Exercise data START
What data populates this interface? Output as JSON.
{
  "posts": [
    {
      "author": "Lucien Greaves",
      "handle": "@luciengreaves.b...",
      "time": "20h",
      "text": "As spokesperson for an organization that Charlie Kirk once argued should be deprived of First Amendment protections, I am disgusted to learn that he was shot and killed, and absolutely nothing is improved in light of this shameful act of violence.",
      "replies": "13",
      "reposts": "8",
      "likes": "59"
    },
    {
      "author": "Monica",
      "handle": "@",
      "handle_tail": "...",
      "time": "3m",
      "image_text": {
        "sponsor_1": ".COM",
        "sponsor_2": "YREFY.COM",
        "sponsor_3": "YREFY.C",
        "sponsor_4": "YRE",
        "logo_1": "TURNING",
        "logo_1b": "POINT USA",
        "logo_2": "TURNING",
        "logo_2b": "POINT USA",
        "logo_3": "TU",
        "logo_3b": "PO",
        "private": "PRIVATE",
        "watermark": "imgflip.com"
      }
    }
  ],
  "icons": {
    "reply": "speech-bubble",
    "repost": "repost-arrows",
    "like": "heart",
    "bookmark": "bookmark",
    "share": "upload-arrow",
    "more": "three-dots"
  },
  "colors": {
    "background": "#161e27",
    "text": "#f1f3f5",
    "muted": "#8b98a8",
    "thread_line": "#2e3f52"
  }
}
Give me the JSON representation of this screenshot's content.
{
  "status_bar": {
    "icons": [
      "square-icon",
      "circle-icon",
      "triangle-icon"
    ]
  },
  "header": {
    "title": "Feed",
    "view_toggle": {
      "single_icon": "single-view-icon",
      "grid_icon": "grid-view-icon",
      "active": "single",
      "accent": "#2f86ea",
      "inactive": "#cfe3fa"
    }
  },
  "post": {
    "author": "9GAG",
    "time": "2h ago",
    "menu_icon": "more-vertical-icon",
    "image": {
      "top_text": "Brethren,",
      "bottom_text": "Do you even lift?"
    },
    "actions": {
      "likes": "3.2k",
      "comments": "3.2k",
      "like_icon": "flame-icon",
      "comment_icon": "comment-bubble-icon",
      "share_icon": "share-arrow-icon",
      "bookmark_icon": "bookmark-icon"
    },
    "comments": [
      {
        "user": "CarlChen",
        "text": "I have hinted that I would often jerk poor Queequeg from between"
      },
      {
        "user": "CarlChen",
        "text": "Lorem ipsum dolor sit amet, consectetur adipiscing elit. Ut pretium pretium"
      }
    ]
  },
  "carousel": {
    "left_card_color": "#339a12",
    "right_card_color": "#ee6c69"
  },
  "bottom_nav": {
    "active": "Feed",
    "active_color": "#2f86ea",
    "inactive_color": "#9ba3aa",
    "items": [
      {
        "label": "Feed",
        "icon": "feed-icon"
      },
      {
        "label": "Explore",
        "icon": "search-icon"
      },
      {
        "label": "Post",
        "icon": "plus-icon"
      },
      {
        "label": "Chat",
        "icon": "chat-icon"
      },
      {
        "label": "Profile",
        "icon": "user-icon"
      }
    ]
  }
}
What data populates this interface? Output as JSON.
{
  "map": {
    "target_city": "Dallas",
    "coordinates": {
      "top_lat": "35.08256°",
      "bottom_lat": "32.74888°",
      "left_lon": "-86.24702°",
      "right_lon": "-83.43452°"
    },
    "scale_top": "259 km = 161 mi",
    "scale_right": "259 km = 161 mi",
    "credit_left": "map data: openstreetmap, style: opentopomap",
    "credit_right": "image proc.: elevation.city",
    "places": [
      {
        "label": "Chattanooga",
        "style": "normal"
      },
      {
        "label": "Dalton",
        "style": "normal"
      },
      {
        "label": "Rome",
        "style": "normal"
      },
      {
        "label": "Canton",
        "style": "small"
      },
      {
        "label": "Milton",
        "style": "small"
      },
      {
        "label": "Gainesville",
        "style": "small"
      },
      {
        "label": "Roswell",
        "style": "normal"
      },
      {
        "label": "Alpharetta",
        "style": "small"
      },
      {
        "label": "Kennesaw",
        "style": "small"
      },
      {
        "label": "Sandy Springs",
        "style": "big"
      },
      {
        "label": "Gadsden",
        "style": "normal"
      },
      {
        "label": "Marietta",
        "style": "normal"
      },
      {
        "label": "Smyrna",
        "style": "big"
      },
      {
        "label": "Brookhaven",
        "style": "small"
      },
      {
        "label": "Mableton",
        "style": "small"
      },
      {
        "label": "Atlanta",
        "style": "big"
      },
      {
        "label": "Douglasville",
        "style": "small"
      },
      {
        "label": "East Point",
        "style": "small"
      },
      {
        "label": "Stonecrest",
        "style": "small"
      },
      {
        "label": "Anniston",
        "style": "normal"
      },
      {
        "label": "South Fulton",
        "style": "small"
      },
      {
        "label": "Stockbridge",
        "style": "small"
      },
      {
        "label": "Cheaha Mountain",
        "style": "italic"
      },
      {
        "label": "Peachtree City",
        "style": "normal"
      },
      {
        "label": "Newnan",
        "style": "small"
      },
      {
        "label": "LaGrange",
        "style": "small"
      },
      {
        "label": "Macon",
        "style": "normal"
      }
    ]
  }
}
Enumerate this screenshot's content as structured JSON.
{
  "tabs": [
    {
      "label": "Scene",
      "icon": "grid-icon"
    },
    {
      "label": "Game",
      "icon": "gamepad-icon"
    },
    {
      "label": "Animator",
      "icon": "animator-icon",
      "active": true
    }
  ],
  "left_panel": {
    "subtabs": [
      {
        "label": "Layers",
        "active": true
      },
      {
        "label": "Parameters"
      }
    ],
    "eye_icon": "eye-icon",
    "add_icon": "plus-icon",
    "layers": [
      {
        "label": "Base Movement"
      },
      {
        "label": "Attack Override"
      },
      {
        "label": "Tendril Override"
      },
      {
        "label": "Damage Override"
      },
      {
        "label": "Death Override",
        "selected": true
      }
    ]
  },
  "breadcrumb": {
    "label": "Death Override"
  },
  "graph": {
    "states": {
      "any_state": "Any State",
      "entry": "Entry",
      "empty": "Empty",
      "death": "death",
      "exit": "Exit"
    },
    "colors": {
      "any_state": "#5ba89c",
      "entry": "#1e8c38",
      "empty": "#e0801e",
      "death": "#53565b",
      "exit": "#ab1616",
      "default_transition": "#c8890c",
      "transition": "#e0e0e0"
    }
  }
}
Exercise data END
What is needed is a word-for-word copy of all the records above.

What data populates this interface? Output as JSON.
{
  "posts": [
    {
      "author": "Lucien Greaves",
      "handle": "@luciengreaves.b...",
      "time": "20h",
      "text": "As spokesperson for an organization that Charlie Kirk once argued should be deprived of First Amendment protections, I am disgusted to learn that he was shot and killed, and absolutely nothing is improved in light of this shameful act of violence.",
      "replies": "13",
      "reposts": "8",
      "likes": "59"
    },
    {
      "author": "Monica",
      "handle": "@",
      "handle_tail": "...",
      "time": "3m",
      "image_text": {
        "sponsor_1": ".COM",
        "sponsor_2": "YREFY.COM",
        "sponsor_3": "YREFY.C",
        "sponsor_4": "YRE",
        "logo_1": "TURNING",
        "logo_1b": "POINT USA",
        "logo_2": "TURNING",
        "logo_2b": "POINT USA",
        "logo_3": "TU",
        "logo_3b": "PO",
        "private": "PRIVATE",
        "watermark": "imgflip.com"
      }
    }
  ],
  "icons": {
    "reply": "speech-bubble",
    "repost": "repost-arrows",
    "like": "heart",
    "bookmark": "bookmark",
    "share": "upload-arrow",
    "more": "three-dots"
  },
  "colors": {
    "background": "#161e27",
    "text": "#f1f3f5",
    "muted": "#8b98a8",
    "thread_line": "#2e3f52"
  }
}
Give me the JSON representation of this screenshot's content.
{
  "status_bar": {
    "icons": [
      "square-icon",
      "circle-icon",
      "triangle-icon"
    ]
  },
  "header": {
    "title": "Feed",
    "view_toggle": {
      "single_icon": "single-view-icon",
      "grid_icon": "grid-view-icon",
      "active": "single",
      "accent": "#2f86ea",
      "inactive": "#cfe3fa"
    }
  },
  "post": {
    "author": "9GAG",
    "time": "2h ago",
    "menu_icon": "more-vertical-icon",
    "image": {
      "top_text": "Brethren,",
      "bottom_text": "Do you even lift?"
    },
    "actions": {
      "likes": "3.2k",
      "comments": "3.2k",
      "like_icon": "flame-icon",
      "comment_icon": "comment-bubble-icon",
      "share_icon": "share-arrow-icon",
      "bookmark_icon": "bookmark-icon"
    },
    "comments": [
      {
        "user": "CarlChen",
        "text": "I have hinted that I would often jerk poor Queequeg from between"
      },
      {
        "user": "CarlChen",
        "text": "Lorem ipsum dolor sit amet, consectetur adipiscing elit. Ut pretium pretium"
      }
    ]
  },
  "carousel": {
    "left_card_color": "#339a12",
    "right_card_color": "#ee6c69"
  },
  "bottom_nav": {
    "active": "Feed",
    "active_color": "#2f86ea",
    "inactive_color": "#9ba3aa",
    "items": [
      {
        "label": "Feed",
        "icon": "feed-icon"
      },
      {
        "label": "Explore",
        "icon": "search-icon"
      },
      {
        "label": "Post",
        "icon": "plus-icon"
      },
      {
        "label": "Chat",
        "icon": "chat-icon"
      },
      {
        "label": "Profile",
        "icon": "user-icon"
      }
    ]
  }
}
What data populates this interface? Output as JSON.
{
  "map": {
    "target_city": "Dallas",
    "coordinates": {
      "top_lat": "35.08256°",
      "bottom_lat": "32.74888°",
      "left_lon": "-86.24702°",
      "right_lon": "-83.43452°"
    },
    "scale_top": "259 km = 161 mi",
    "scale_right": "259 km = 161 mi",
    "credit_left": "map data: openstreetmap, style: opentopomap",
    "credit_right": "image proc.: elevation.city",
    "places": [
      {
        "label": "Chattanooga",
        "style": "normal"
      },
      {
        "label": "Dalton",
        "style": "normal"
      },
      {
        "label": "Rome",
        "style": "normal"
      },
      {
        "label": "Canton",
        "style": "small"
      },
      {
        "label": "Milton",
        "style": "small"
      },
      {
        "label": "Gainesville",
        "style": "small"
      },
      {
        "label": "Roswell",
        "style": "normal"
      },
      {
        "label": "Alpharetta",
        "style": "small"
      },
      {
        "label": "Kennesaw",
        "style": "small"
      },
      {
        "label": "Sandy Springs",
        "style": "big"
      },
      {
        "label": "Gadsden",
        "style": "normal"
      },
      {
        "label": "Marietta",
        "style": "normal"
      },
      {
        "label": "Smyrna",
        "style": "big"
      },
      {
        "label": "Brookhaven",
        "style": "small"
      },
      {
        "label": "Mableton",
        "style": "small"
      },
      {
        "label": "Atlanta",
        "style": "big"
      },
      {
        "label": "Douglasville",
        "style": "small"
      },
      {
        "label": "East Point",
        "style": "small"
      },
      {
        "label": "Stonecrest",
        "style": "small"
      },
      {
        "label": "Anniston",
        "style": "normal"
      },
      {
        "label": "South Fulton",
        "style": "small"
      },
      {
        "label": "Stockbridge",
        "style": "small"
      },
      {
        "label": "Cheaha Mountain",
        "style": "italic"
      },
      {
        "label": "Peachtree City",
        "style": "normal"
      },
      {
        "label": "Newnan",
        "style": "small"
      },
      {
        "label": "LaGrange",
        "style": "small"
      },
      {
        "label": "Macon",
        "style": "normal"
      }
    ]
  }
}
Enumerate this screenshot's content as structured JSON.
{
  "tabs": [
    {
      "label": "Scene",
      "icon": "grid-icon"
    },
    {
      "label": "Game",
      "icon": "gamepad-icon"
    },
    {
      "label": "Animator",
      "icon": "animator-icon",
      "active": true
    }
  ],
  "left_panel": {
    "subtabs": [
      {
        "label": "Layers",
        "active": true
      },
      {
        "label": "Parameters"
      }
    ],
    "eye_icon": "eye-icon",
    "add_icon": "plus-icon",
    "layers": [
      {
        "label": "Base Movement"
      },
      {
        "label": "Attack Override"
      },
      {
        "label": "Tendril Override"
      },
      {
        "label": "Damage Override"
      },
      {
        "label": "Death Override",
        "selected": true
      }
    ]
  },
  "breadcrumb": {
    "label": "Death Override"
  },
  "graph": {
    "states": {
      "any_state": "Any State",
      "entry": "Entry",
      "empty": "Empty",
      "death": "death",
      "exit": "Exit"
    },
    "colors": {
      "any_state": "#5ba89c",
      "entry": "#1e8c38",
      "empty": "#e0801e",
      "death": "#53565b",
      "exit": "#ab1616",
      "default_transition": "#c8890c",
      "transition": "#e0e0e0"
    }
  }
}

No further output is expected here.